President Barack Obama promised bipartisanship in his administration. Perhaps the President’s definition of bipartisanship does not match the definition to which the Republicans ascribe. Based on the reports from Washington and beyond, the President’s idea of bipartisanship is to use his charisma to convince Republicans that he is right instead of listening to what the Republicans have to say. The times when bipartisan agreements are achieved include some give and take by both parties not the wholesale purchase of the other side’s idea. In order for “bipartisanship” to work, the President and his sycophants need to be open to changing their positions as they are so eager for Republicans to do. Basic tenets of mediation and negotiation require some exchange.
If not, the President will find there will be little “Bipartisanship” whatever the definition. Republicans are finding traction with now skeptical voters who see the massive waste of TARP money by people who receive annual salaries that far exceed the income of some local communities. How can legislators support a bill they haven’t even read? How will those legislators who did justify that vote to taxpayers who now carry the burden of the sinking economy and fear that their personal economy will be impacted more severely?
A vote in favor of the bill without some give by the Democrats would be like selling one’s soul without any benefit whatsoever. Why would Republicans do that?

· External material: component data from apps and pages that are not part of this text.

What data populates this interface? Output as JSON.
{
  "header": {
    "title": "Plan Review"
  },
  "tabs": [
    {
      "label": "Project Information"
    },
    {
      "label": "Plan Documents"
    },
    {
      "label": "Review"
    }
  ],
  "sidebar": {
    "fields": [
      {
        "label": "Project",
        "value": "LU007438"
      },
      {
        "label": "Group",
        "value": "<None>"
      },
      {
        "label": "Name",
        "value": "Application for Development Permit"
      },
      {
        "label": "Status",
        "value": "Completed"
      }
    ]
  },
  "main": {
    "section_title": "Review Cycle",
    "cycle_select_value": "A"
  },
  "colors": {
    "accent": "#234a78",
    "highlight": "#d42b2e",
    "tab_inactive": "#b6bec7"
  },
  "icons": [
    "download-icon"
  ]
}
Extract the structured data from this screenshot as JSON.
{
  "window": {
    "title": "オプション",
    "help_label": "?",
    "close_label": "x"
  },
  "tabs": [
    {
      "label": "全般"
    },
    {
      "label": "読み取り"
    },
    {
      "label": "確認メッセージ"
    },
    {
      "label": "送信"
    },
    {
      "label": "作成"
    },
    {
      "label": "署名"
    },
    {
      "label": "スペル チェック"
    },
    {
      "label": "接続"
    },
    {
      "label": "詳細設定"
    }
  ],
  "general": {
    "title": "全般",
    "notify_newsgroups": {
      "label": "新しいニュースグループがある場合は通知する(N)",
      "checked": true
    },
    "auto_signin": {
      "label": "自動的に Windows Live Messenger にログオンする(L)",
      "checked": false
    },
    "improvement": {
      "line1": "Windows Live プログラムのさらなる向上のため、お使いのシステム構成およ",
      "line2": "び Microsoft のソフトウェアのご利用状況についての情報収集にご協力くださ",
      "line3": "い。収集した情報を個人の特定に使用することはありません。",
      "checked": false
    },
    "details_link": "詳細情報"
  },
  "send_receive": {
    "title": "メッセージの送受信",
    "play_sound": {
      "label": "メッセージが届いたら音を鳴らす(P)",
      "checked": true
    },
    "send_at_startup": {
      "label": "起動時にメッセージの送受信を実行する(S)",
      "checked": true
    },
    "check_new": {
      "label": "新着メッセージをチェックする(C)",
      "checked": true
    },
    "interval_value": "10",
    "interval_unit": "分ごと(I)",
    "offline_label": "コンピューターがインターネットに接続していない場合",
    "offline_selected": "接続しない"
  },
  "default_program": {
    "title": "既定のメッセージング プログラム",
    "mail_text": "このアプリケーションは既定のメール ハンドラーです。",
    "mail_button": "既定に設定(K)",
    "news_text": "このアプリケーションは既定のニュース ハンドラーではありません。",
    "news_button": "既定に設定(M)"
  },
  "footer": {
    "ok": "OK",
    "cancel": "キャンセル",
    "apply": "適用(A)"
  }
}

Bipartisanship implies some agreement between the parties or members of two parties. Unfortunately, the Democrats behave now like a “ruling party” of parliamentary governments instead of like a majority party of U.S. legislative history. So long as the Democrats maintain an attitude of supremacy, the Republicans will have little choice but to question the new establishment and fight the Democrat party line. Until the ruling party finds some humility, the news out of Washington will continue to ponder, as a New Times article today, the challenges of “bipartisanship.”